**About this exercise**: In this exercise, return each entry exactly as given.

Element data from apps and pages

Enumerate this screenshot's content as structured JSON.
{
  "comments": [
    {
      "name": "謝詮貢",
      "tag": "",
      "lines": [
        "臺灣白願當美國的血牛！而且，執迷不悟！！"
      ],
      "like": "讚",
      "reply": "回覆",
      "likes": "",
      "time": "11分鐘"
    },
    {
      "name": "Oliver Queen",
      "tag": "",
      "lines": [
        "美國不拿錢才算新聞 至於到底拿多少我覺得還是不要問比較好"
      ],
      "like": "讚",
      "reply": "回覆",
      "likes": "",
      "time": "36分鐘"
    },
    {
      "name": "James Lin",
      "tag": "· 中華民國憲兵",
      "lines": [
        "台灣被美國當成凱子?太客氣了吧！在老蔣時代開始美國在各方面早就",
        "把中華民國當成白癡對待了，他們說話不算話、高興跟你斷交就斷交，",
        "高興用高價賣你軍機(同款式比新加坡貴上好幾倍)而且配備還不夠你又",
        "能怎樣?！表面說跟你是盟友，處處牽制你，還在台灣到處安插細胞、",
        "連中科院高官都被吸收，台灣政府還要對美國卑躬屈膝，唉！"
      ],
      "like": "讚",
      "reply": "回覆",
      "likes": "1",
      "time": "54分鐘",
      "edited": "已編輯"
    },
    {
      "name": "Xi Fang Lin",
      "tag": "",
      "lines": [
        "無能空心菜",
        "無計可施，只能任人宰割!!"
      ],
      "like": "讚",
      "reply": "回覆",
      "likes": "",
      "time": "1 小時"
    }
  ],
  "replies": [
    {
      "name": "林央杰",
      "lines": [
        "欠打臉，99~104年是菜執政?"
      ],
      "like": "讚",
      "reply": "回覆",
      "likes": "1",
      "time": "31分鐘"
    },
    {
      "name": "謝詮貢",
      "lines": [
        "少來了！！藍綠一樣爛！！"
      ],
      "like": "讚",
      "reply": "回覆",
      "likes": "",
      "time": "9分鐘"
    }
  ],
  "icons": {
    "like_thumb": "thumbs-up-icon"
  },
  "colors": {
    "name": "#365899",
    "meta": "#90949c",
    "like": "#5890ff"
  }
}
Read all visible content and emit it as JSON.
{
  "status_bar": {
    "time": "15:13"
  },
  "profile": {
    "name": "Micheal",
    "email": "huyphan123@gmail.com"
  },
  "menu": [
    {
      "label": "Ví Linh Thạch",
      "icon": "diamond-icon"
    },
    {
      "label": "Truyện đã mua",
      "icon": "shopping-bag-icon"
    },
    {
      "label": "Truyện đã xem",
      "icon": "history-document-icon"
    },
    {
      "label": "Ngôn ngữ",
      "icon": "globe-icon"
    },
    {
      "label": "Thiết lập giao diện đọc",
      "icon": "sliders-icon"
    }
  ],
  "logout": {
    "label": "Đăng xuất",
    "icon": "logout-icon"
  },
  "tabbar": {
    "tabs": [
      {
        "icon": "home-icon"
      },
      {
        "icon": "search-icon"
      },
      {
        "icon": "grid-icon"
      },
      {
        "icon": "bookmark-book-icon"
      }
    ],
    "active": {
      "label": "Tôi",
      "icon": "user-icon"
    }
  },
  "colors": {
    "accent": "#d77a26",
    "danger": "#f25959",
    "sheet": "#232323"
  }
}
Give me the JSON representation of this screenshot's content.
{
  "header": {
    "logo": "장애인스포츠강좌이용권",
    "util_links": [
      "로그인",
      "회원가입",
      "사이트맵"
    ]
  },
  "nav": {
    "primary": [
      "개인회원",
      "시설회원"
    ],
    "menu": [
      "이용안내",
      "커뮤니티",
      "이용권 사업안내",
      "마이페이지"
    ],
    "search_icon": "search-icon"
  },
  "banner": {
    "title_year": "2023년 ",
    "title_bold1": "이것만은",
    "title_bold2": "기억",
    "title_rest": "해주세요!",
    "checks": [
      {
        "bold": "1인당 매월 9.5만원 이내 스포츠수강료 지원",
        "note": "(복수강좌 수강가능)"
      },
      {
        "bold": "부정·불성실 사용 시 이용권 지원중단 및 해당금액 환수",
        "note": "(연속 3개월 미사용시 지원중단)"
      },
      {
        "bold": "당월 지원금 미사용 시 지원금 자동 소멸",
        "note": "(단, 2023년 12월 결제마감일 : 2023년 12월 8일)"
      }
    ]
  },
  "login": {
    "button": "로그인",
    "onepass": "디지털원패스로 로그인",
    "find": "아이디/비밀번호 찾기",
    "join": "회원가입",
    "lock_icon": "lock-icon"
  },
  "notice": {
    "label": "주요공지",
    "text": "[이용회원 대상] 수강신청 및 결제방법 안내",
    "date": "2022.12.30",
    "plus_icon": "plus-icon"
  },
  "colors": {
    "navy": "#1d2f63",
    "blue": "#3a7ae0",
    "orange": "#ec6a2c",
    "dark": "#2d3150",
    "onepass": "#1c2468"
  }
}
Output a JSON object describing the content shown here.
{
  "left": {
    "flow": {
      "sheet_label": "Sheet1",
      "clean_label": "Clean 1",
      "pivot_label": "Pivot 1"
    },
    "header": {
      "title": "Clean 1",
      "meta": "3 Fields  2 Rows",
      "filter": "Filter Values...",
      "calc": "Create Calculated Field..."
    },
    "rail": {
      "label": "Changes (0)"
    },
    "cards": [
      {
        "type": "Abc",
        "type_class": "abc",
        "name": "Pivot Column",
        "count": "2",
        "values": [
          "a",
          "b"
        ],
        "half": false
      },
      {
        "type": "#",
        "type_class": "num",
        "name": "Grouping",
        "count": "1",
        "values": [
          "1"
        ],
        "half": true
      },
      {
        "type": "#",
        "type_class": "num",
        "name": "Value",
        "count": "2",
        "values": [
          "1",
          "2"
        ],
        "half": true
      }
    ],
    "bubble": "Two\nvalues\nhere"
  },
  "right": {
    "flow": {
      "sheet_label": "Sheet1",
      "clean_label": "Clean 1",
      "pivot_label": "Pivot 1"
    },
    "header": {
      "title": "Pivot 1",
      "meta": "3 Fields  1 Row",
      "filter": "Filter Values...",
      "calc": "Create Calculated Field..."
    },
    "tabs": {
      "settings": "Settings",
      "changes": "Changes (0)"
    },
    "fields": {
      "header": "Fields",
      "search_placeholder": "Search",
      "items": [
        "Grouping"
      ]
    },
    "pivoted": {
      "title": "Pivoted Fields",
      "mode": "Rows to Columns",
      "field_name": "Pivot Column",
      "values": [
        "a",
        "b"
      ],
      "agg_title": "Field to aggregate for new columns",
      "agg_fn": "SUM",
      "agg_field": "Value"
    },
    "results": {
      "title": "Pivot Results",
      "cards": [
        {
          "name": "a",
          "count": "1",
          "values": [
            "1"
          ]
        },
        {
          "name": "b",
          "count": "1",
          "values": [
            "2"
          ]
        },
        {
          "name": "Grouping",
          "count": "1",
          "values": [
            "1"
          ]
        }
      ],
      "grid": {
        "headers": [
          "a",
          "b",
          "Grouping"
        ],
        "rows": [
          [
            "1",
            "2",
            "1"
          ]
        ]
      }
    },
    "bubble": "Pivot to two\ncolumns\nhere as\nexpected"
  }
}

**Solution for this problem**:
Enumerate this screenshot's content as structured JSON.
{
  "comments": [
    {
      "name": "謝詮貢",
      "tag": "",
      "lines": [
        "臺灣白願當美國的血牛！而且，執迷不悟！！"
      ],
      "like": "讚",
      "reply": "回覆",
      "likes": "",
      "time": "11分鐘"
    },
    {
      "name": "Oliver Queen",
      "tag": "",
      "lines": [
        "美國不拿錢才算新聞 至於到底拿多少我覺得還是不要問比較好"
      ],
      "like": "讚",
      "reply": "回覆",
      "likes": "",
      "time": "36分鐘"
    },
    {
      "name": "James Lin",
      "tag": "· 中華民國憲兵",
      "lines": [
        "台灣被美國當成凱子?太客氣了吧！在老蔣時代開始美國在各方面早就",
        "把中華民國當成白癡對待了，他們說話不算話、高興跟你斷交就斷交，",
        "高興用高價賣你軍機(同款式比新加坡貴上好幾倍)而且配備還不夠你又",
        "能怎樣?！表面說跟你是盟友，處處牽制你，還在台灣到處安插細胞、",
        "連中科院高官都被吸收，台灣政府還要對美國卑躬屈膝，唉！"
      ],
      "like": "讚",
      "reply": "回覆",
      "likes": "1",
      "time": "54分鐘",
      "edited": "已編輯"
    },
    {
      "name": "Xi Fang Lin",
      "tag": "",
      "lines": [
        "無能空心菜",
        "無計可施，只能任人宰割!!"
      ],
      "like": "讚",
      "reply": "回覆",
      "likes": "",
      "time": "1 小時"
    }
  ],
  "replies": [
    {
      "name": "林央杰",
      "lines": [
        "欠打臉，99~104年是菜執政?"
      ],
      "like": "讚",
      "reply": "回覆",
      "likes": "1",
      "time": "31分鐘"
    },
    {
      "name": "謝詮貢",
      "lines": [
        "少來了！！藍綠一樣爛！！"
      ],
      "like": "讚",
      "reply": "回覆",
      "likes": "",
      "time": "9分鐘"
    }
  ],
  "icons": {
    "like_thumb": "thumbs-up-icon"
  },
  "colors": {
    "name": "#365899",
    "meta": "#90949c",
    "like": "#5890ff"
  }
}
Read all visible content and emit it as JSON.
{
  "status_bar": {
    "time": "15:13"
  },
  "profile": {
    "name": "Micheal",
    "email": "huyphan123@gmail.com"
  },
  "menu": [
    {
      "label": "Ví Linh Thạch",
      "icon": "diamond-icon"
    },
    {
      "label": "Truyện đã mua",
      "icon": "shopping-bag-icon"
    },
    {
      "label": "Truyện đã xem",
      "icon": "history-document-icon"
    },
    {
      "label": "Ngôn ngữ",
      "icon": "globe-icon"
    },
    {
      "label": "Thiết lập giao diện đọc",
      "icon": "sliders-icon"
    }
  ],
  "logout": {
    "label": "Đăng xuất",
    "icon": "logout-icon"
  },
  "tabbar": {
    "tabs": [
      {
        "icon": "home-icon"
      },
      {
        "icon": "search-icon"
      },
      {
        "icon": "grid-icon"
      },
      {
        "icon": "bookmark-book-icon"
      }
    ],
    "active": {
      "label": "Tôi",
      "icon": "user-icon"
    }
  },
  "colors": {
    "accent": "#d77a26",
    "danger": "#f25959",
    "sheet": "#232323"
  }
}
Give me the JSON representation of this screenshot's content.
{
  "header": {
    "logo": "장애인스포츠강좌이용권",
    "util_links": [
      "로그인",
      "회원가입",
      "사이트맵"
    ]
  },
  "nav": {
    "primary": [
      "개인회원",
      "시설회원"
    ],
    "menu": [
      "이용안내",
      "커뮤니티",
      "이용권 사업안내",
      "마이페이지"
    ],
    "search_icon": "search-icon"
  },
  "banner": {
    "title_year": "2023년 ",
    "title_bold1": "이것만은",
    "title_bold2": "기억",
    "title_rest": "해주세요!",
    "checks": [
      {
        "bold": "1인당 매월 9.5만원 이내 스포츠수강료 지원",
        "note": "(복수강좌 수강가능)"
      },
      {
        "bold": "부정·불성실 사용 시 이용권 지원중단 및 해당금액 환수",
        "note": "(연속 3개월 미사용시 지원중단)"
      },
      {
        "bold": "당월 지원금 미사용 시 지원금 자동 소멸",
        "note": "(단, 2023년 12월 결제마감일 : 2023년 12월 8일)"
      }
    ]
  },
  "login": {
    "button": "로그인",
    "onepass": "디지털원패스로 로그인",
    "find": "아이디/비밀번호 찾기",
    "join": "회원가입",
    "lock_icon": "lock-icon"
  },
  "notice": {
    "label": "주요공지",
    "text": "[이용회원 대상] 수강신청 및 결제방법 안내",
    "date": "2022.12.30",
    "plus_icon": "plus-icon"
  },
  "colors": {
    "navy": "#1d2f63",
    "blue": "#3a7ae0",
    "orange": "#ec6a2c",
    "dark": "#2d3150",
    "onepass": "#1c2468"
  }
}
Output a JSON object describing the content shown here.
{
  "left": {
    "flow": {
      "sheet_label": "Sheet1",
      "clean_label": "Clean 1",
      "pivot_label": "Pivot 1"
    },
    "header": {
      "title": "Clean 1",
      "meta": "3 Fields  2 Rows",
      "filter": "Filter Values...",
      "calc": "Create Calculated Field..."
    },
    "rail": {
      "label": "Changes (0)"
    },
    "cards": [
      {
        "type": "Abc",
        "type_class": "abc",
        "name": "Pivot Column",
        "count": "2",
        "values": [
          "a",
          "b"
        ],
        "half": false
      },
      {
        "type": "#",
        "type_class": "num",
        "name": "Grouping",
        "count": "1",
        "values": [
          "1"
        ],
        "half": true
      },
      {
        "type": "#",
        "type_class": "num",
        "name": "Value",
        "count": "2",
        "values": [
          "1",
          "2"
        ],
        "half": true
      }
    ],
    "bubble": "Two\nvalues\nhere"
  },
  "right": {
    "flow": {
      "sheet_label": "Sheet1",
      "clean_label": "Clean 1",
      "pivot_label": "Pivot 1"
    },
    "header": {
      "title": "Pivot 1",
      "meta": "3 Fields  1 Row",
      "filter": "Filter Values...",
      "calc": "Create Calculated Field..."
    },
    "tabs": {
      "settings": "Settings",
      "changes": "Changes (0)"
    },
    "fields": {
      "header": "Fields",
      "search_placeholder": "Search",
      "items": [
        "Grouping"
      ]
    },
    "pivoted": {
      "title": "Pivoted Fields",
      "mode": "Rows to Columns",
      "field_name": "Pivot Column",
      "values": [
        "a",
        "b"
      ],
      "agg_title": "Field to aggregate for new columns",
      "agg_fn": "SUM",
      "agg_field": "Value"
    },
    "results": {
      "title": "Pivot Results",
      "cards": [
        {
          "name": "a",
          "count": "1",
          "values": [
            "1"
          ]
        },
        {
          "name": "b",
          "count": "1",
          "values": [
            "2"
          ]
        },
        {
          "name": "Grouping",
          "count": "1",
          "values": [
            "1"
          ]
        }
      ],
      "grid": {
        "headers": [
          "a",
          "b",
          "Grouping"
        ],
        "rows": [
          [
            "1",
            "2",
            "1"
          ]
        ]
      }
    },
    "bubble": "Pivot to two\ncolumns\nhere as\nexpected"
  }
}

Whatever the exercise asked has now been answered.